*512 The State in rebuttal called a news reporter, an attorney for an insurance company, a bailiff for the central jury room, an employee of Kelly Services, a Doctor of Veterinary Medicine, an assistant city editor of a local newspaper, a business representative of a division of the Teamsters Union and a real estate developer, all of whom expressed the opinion that the appellant could receive a fair trial in Dallas County and that the pre-trial publicity had not prejudiced such a trial. It also introduced eight separate affidavits from Dallas County citizens stating that in their opinion appellant's chance of achieving a fair trial had not been impaired by the publicity which had been incident to the event. The State further points out that out of the 47 prospective jurors only one was excused by agreement of both the State and appellant because she stated she was not sure she could set aside what she heard of the case.

It will thus be seen that the trial judge was presented with a fairly evenly divided choice, and we hold that he did not abuse his discretion in declining to change venue. See Garcia v. State, Tex.Cr.App., 513 S.W.2d 82; Phillips v. State, Tex.Cr. App., 511 S.W.2d 22; Creel v. State, Tex.Cr.App., 493 S.W.2d 814; Morris v. State, Tex.Cr.App., 488 S.W.2d 768; Norwood v. State, Tex.Cr.App., 486 S.W.2d 776; Bridges v. State, Tex.Cr.App., 471 S.W.2d 827.

Appellant's last ground of error charges that his sentence is excessive. A penalty within the range prescribed by the Legislature, as is the one in the case at bar, will not be disturbed. Jones v. State, Tex.Cr.App., 504 S.W.2d 906. In Angle v. State, Tex.Cr.App., 501 S.W.2d 99, we called attention to the concern this Court has felt over the use of the open end statutes to impose inordinate punishments. See also Sills v. State, Tex.Cr.App., 472 S.W.2d 119. We further noted that the New Penal Code (1974) eliminated this situation.

Finding no reversible error, the judgment is affirmed.

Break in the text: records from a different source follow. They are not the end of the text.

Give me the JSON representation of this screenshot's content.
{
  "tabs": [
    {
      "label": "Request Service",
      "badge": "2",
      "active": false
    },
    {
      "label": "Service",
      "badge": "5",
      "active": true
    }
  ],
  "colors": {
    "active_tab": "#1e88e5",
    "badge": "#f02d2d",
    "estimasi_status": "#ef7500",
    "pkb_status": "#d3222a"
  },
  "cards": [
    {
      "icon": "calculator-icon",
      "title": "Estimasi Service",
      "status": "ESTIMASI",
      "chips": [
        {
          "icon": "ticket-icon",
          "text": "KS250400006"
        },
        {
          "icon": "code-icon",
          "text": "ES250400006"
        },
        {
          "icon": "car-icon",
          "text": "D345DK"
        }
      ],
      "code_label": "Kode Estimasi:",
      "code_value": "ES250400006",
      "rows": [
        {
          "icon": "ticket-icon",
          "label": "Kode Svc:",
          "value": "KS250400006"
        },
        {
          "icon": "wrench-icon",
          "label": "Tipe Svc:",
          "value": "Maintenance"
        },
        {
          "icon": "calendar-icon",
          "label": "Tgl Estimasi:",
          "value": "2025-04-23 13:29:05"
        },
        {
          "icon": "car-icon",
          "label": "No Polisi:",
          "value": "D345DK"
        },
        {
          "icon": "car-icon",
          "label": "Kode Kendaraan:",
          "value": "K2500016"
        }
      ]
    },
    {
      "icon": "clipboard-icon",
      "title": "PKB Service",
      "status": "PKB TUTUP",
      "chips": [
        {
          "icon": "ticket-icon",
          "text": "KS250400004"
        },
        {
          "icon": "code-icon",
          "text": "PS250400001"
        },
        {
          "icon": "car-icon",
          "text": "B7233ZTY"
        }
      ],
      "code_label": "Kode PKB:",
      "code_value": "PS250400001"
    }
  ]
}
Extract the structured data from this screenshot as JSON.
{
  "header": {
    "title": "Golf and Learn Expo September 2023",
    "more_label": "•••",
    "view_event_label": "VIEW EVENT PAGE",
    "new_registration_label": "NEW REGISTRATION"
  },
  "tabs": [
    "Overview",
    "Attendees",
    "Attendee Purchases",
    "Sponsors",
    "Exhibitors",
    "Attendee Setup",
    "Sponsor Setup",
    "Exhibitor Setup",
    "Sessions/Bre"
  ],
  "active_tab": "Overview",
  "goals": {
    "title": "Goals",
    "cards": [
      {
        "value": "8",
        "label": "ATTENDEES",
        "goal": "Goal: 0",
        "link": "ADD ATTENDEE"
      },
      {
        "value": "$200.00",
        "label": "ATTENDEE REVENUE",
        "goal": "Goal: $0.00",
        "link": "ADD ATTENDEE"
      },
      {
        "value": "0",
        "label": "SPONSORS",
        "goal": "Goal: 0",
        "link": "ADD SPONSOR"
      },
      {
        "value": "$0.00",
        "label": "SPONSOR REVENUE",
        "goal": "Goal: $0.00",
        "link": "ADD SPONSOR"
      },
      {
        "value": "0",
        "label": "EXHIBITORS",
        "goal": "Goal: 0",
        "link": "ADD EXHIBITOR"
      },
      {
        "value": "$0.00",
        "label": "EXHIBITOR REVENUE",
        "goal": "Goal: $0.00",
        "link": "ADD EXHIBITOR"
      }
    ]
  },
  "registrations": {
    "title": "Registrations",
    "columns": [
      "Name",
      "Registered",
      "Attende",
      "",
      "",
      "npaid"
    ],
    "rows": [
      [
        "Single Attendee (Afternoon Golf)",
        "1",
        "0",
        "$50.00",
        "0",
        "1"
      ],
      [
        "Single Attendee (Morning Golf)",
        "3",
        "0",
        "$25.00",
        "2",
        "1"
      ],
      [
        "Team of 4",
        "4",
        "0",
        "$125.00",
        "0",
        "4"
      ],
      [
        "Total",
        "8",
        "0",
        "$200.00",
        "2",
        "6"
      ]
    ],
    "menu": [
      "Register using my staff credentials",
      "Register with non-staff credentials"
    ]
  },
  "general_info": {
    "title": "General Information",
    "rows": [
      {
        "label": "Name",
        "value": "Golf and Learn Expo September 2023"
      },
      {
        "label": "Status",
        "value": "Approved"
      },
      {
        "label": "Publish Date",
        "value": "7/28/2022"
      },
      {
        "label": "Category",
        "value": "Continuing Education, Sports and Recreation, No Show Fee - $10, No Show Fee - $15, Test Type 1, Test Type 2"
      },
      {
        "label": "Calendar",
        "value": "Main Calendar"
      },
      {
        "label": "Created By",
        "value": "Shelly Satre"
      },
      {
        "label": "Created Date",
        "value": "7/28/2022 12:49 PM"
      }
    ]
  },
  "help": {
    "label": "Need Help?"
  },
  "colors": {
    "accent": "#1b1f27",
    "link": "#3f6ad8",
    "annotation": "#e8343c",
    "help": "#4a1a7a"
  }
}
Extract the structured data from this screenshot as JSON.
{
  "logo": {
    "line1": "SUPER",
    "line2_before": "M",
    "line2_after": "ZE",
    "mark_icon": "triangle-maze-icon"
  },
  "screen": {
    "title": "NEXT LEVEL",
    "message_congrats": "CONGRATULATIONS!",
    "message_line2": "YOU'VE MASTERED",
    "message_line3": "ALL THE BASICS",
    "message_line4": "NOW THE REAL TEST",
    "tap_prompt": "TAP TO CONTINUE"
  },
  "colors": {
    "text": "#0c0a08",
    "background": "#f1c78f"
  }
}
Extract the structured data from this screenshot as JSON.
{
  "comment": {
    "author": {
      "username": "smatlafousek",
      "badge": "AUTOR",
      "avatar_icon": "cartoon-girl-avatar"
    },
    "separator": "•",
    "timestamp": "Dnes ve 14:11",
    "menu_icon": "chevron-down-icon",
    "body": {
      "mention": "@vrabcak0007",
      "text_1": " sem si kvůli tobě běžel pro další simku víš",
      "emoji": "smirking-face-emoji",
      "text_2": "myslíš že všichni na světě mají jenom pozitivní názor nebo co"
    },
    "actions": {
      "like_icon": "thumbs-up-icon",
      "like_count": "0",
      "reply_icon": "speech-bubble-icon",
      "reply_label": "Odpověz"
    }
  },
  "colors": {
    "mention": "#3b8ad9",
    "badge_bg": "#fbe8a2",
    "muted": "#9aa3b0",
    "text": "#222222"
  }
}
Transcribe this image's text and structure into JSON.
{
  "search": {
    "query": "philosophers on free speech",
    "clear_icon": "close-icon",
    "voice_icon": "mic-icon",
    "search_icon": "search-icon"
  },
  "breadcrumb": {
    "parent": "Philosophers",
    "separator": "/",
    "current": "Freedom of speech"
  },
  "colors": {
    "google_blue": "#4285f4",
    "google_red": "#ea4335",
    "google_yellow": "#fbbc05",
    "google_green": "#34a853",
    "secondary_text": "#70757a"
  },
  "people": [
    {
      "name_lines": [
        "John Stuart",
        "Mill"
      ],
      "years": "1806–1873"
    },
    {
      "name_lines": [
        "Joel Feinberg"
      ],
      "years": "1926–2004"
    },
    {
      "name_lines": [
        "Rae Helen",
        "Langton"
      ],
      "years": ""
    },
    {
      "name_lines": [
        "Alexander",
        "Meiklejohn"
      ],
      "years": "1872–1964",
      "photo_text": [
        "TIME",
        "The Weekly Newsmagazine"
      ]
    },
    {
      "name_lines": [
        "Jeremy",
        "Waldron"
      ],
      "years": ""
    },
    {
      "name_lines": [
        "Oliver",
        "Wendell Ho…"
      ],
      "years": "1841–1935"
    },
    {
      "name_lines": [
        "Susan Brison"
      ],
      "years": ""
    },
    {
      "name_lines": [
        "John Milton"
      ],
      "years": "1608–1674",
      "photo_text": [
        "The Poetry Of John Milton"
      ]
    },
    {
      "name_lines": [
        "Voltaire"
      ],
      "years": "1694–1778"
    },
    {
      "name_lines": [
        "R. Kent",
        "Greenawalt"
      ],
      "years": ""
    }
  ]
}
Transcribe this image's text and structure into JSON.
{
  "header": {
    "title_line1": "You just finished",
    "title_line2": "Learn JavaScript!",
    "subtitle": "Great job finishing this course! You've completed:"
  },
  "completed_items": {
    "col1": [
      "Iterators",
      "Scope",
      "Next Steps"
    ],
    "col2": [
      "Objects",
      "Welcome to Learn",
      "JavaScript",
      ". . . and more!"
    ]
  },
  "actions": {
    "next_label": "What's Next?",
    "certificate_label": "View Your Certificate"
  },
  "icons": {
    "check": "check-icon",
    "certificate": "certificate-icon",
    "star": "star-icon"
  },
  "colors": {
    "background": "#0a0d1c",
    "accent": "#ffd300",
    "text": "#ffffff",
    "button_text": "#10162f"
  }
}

[1] The offense occurred in December 1972. The trial took place in April 1973.

[2] The transcript contains four documents relating to appellant's prior conviction, one of which was the order discharging the appellant from probation, but the record does not reflect that these documents were introduced into evidence or called to the trial court's attention at the time he ruled upon the motions for severance. They were introduced into evidence for the first time at the hearing on punishment.

[3] Appellant relies upon Rubenstein v. State, Tex.Cr.App., 407 S.W.2d 793. The writer has more than a passing acquaintance with that case.

The newspaper publicity in Ruby was far greater than any that had ever been presented to this Court. The case at bar presents a mere drop in the bucket by comparison.

Some case metadata and case summaries were written with the help of AI, which can produce inaccuracies. You should read the full case before relying on it for legal research purposes.

This site is protected by reCAPTCHA and the Google Privacy Policy and Terms of Service apply.